▸ **Work instructions**:
Filter the entries, keeping every line with the word "Monday".

▸ **Source data**:
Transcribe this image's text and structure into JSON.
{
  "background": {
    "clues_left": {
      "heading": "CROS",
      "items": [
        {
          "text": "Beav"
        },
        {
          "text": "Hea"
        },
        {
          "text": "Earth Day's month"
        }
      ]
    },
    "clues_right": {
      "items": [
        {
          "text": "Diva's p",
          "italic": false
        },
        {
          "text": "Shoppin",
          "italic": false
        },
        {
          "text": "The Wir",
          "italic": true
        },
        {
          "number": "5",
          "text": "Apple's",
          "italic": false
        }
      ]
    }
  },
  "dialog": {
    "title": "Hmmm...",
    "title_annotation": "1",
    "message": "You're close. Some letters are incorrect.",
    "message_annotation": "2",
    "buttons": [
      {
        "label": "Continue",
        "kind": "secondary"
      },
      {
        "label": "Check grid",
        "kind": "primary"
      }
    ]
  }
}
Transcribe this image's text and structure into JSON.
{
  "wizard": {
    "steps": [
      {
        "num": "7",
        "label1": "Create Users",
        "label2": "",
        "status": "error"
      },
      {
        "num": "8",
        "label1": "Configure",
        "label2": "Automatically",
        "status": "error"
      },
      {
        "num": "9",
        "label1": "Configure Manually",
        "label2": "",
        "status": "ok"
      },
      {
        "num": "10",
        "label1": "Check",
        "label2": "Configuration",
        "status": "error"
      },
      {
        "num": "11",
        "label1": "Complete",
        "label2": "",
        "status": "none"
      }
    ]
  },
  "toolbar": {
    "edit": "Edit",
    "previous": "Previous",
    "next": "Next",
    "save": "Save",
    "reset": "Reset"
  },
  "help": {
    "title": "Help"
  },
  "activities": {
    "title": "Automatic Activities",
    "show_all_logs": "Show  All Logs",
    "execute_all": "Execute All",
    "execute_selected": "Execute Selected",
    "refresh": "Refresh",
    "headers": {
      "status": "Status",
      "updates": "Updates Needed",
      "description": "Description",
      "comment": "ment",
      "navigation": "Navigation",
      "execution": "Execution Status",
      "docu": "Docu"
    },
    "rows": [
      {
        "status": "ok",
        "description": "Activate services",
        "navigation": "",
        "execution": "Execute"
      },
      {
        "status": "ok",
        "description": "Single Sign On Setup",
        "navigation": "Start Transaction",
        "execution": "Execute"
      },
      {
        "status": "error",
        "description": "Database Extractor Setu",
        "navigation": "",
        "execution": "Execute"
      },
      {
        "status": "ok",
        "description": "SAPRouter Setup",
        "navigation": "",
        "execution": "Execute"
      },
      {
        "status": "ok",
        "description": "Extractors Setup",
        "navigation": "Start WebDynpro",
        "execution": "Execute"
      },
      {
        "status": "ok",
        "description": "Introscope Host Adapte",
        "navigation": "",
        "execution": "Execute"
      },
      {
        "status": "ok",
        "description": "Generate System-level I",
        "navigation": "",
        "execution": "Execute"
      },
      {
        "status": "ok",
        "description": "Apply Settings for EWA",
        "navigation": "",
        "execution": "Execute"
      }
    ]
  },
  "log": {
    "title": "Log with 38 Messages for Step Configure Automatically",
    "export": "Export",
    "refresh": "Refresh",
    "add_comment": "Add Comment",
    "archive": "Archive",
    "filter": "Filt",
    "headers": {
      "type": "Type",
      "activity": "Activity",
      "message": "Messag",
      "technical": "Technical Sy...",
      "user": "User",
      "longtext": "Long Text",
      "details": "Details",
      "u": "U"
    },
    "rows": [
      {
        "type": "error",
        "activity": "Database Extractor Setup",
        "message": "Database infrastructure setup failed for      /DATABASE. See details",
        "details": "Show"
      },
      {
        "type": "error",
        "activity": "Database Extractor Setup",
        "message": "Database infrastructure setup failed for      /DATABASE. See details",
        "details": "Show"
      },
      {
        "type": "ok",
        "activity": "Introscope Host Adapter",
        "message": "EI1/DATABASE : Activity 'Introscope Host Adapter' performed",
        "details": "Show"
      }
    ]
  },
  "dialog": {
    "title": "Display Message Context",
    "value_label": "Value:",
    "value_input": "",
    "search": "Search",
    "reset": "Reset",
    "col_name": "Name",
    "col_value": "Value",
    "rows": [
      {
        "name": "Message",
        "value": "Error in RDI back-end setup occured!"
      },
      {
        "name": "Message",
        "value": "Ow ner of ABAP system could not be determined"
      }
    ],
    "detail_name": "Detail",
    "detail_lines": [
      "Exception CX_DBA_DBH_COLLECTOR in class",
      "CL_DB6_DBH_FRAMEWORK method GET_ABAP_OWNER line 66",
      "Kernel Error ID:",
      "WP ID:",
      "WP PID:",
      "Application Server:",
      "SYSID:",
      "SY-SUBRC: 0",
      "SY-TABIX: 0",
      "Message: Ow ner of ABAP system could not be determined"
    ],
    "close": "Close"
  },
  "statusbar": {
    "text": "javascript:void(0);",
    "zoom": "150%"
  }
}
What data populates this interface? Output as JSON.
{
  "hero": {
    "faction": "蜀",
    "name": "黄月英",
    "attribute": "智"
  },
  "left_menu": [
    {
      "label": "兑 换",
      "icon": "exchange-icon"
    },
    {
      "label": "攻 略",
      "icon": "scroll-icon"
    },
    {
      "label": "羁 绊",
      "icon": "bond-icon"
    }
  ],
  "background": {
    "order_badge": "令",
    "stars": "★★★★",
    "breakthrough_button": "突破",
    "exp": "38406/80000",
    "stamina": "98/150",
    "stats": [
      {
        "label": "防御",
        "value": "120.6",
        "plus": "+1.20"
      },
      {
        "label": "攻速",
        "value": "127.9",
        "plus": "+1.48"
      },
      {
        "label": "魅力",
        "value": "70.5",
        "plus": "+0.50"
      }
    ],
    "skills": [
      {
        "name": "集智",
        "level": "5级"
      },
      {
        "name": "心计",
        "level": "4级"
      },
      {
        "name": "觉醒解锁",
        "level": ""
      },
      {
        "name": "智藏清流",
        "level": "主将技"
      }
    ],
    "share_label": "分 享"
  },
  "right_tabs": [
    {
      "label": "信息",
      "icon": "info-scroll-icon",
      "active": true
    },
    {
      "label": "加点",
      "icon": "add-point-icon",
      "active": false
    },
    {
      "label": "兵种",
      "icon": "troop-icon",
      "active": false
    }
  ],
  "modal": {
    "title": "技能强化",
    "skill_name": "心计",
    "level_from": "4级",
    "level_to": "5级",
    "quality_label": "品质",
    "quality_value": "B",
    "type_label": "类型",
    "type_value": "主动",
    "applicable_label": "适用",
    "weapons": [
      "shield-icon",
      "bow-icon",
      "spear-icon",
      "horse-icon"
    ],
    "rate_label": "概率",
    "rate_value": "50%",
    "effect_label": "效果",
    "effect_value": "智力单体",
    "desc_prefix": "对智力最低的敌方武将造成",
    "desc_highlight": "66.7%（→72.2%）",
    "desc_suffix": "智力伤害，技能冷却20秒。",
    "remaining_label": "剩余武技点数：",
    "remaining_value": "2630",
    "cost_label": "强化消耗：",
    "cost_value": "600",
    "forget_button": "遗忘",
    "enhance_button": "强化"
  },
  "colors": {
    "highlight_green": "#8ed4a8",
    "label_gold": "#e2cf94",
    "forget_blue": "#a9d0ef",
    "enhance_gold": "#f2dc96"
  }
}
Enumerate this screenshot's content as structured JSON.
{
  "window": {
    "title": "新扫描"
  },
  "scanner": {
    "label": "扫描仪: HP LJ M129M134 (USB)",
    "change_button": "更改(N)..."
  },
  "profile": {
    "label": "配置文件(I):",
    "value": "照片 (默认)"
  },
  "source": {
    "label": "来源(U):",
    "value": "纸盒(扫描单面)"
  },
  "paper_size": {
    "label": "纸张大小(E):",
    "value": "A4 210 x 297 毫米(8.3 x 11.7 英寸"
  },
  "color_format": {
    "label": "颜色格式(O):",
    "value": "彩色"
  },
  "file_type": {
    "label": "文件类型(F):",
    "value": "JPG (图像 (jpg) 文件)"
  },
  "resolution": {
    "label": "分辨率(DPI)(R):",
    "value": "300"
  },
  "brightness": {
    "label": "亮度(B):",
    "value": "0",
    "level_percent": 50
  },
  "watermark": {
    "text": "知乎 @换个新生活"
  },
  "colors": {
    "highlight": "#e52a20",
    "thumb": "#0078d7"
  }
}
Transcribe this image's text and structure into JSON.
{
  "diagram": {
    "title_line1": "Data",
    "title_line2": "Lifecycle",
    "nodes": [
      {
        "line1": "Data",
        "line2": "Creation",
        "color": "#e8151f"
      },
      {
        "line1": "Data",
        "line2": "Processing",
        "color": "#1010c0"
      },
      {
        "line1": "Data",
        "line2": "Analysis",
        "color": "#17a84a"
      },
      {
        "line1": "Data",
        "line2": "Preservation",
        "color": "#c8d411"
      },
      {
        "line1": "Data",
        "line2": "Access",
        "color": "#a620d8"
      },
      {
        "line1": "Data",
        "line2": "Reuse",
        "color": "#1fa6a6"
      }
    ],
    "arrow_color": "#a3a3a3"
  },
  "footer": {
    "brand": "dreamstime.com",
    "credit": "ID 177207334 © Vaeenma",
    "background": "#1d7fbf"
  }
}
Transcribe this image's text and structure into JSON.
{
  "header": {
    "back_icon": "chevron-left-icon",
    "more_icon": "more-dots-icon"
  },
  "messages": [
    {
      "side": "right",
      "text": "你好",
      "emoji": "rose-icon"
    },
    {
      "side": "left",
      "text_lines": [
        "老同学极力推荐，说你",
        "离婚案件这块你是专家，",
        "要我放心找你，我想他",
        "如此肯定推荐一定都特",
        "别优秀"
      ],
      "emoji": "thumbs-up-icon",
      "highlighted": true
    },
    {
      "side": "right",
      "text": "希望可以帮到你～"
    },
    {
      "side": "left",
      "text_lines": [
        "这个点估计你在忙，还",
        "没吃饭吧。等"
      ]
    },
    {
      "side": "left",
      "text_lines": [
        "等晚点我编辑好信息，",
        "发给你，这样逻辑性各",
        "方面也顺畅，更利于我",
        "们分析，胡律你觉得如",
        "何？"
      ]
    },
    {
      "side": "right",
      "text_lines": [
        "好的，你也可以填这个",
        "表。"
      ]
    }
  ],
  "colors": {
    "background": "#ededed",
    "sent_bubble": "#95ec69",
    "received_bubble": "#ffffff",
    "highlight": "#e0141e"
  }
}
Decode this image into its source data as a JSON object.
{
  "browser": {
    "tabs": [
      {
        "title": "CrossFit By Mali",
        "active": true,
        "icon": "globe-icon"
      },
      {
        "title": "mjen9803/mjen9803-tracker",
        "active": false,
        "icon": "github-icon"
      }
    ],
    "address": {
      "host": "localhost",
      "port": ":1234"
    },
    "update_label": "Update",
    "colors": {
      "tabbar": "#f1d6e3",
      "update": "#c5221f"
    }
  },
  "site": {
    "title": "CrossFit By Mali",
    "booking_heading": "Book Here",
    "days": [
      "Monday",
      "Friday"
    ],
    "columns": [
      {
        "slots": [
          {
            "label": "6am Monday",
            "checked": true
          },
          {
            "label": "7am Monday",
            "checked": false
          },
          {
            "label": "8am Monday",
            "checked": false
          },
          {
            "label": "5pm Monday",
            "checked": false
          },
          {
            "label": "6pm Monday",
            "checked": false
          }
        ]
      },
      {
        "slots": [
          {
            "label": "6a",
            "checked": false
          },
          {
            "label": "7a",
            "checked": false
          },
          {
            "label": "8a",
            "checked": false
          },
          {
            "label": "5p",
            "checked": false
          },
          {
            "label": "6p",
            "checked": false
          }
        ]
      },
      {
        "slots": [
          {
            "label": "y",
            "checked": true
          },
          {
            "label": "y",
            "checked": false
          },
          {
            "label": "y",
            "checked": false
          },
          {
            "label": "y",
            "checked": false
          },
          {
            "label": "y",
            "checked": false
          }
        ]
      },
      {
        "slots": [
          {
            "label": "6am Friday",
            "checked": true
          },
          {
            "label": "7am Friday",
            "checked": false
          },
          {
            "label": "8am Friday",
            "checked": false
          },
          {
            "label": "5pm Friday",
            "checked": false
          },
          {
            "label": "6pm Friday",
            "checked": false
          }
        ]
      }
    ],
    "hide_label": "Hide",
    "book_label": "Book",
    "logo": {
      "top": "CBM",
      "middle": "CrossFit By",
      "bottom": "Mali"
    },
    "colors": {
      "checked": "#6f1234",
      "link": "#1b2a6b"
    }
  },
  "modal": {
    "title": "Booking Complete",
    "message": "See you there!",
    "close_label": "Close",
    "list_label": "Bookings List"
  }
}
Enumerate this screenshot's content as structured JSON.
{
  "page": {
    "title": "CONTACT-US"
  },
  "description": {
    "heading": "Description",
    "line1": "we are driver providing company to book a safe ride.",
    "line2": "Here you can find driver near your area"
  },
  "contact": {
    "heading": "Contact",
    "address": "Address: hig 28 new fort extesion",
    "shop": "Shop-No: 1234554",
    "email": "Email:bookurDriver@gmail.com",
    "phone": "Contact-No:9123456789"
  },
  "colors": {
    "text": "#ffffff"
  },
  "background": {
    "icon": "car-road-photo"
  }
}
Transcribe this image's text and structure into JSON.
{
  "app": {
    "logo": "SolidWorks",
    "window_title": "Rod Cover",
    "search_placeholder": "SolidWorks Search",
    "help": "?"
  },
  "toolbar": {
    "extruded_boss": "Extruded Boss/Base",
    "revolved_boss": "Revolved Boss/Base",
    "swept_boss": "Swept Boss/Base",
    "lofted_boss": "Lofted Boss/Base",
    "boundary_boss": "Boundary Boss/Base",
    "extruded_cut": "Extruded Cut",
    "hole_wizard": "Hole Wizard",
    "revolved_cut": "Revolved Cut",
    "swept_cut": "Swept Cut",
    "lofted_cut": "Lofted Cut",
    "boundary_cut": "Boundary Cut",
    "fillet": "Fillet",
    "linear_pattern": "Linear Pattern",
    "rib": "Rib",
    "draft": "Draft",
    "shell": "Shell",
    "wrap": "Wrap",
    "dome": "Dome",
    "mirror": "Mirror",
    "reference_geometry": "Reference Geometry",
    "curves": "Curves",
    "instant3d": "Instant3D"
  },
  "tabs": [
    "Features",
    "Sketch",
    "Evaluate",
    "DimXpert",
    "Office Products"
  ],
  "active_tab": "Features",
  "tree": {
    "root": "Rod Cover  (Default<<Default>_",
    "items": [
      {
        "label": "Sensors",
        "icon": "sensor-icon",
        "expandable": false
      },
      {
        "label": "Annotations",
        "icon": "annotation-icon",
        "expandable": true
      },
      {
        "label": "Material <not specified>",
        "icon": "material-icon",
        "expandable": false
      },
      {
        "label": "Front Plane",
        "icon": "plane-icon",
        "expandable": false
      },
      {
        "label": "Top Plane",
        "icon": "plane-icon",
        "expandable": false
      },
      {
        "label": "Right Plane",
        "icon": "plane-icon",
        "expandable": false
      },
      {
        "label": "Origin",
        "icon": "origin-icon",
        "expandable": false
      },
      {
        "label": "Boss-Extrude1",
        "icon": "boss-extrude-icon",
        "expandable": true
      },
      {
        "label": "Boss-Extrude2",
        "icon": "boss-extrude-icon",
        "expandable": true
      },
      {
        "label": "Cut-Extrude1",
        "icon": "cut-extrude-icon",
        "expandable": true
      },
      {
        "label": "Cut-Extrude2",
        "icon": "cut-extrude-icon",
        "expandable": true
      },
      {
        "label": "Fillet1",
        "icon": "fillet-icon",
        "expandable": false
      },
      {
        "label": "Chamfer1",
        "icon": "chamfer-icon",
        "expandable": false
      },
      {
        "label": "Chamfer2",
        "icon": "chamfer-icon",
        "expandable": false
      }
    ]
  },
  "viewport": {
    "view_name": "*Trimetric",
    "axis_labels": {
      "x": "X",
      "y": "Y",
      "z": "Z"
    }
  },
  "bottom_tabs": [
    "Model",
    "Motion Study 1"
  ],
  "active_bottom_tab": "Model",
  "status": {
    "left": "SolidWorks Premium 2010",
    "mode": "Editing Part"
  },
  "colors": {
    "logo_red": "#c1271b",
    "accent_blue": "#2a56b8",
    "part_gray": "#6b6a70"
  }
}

▸ **Task solution**:
      "Monday",
            "label": "6am Monday",
            "label": "7am Monday",
            "label": "8am Monday",
            "label": "5pm Monday",
            "label": "6pm Monday",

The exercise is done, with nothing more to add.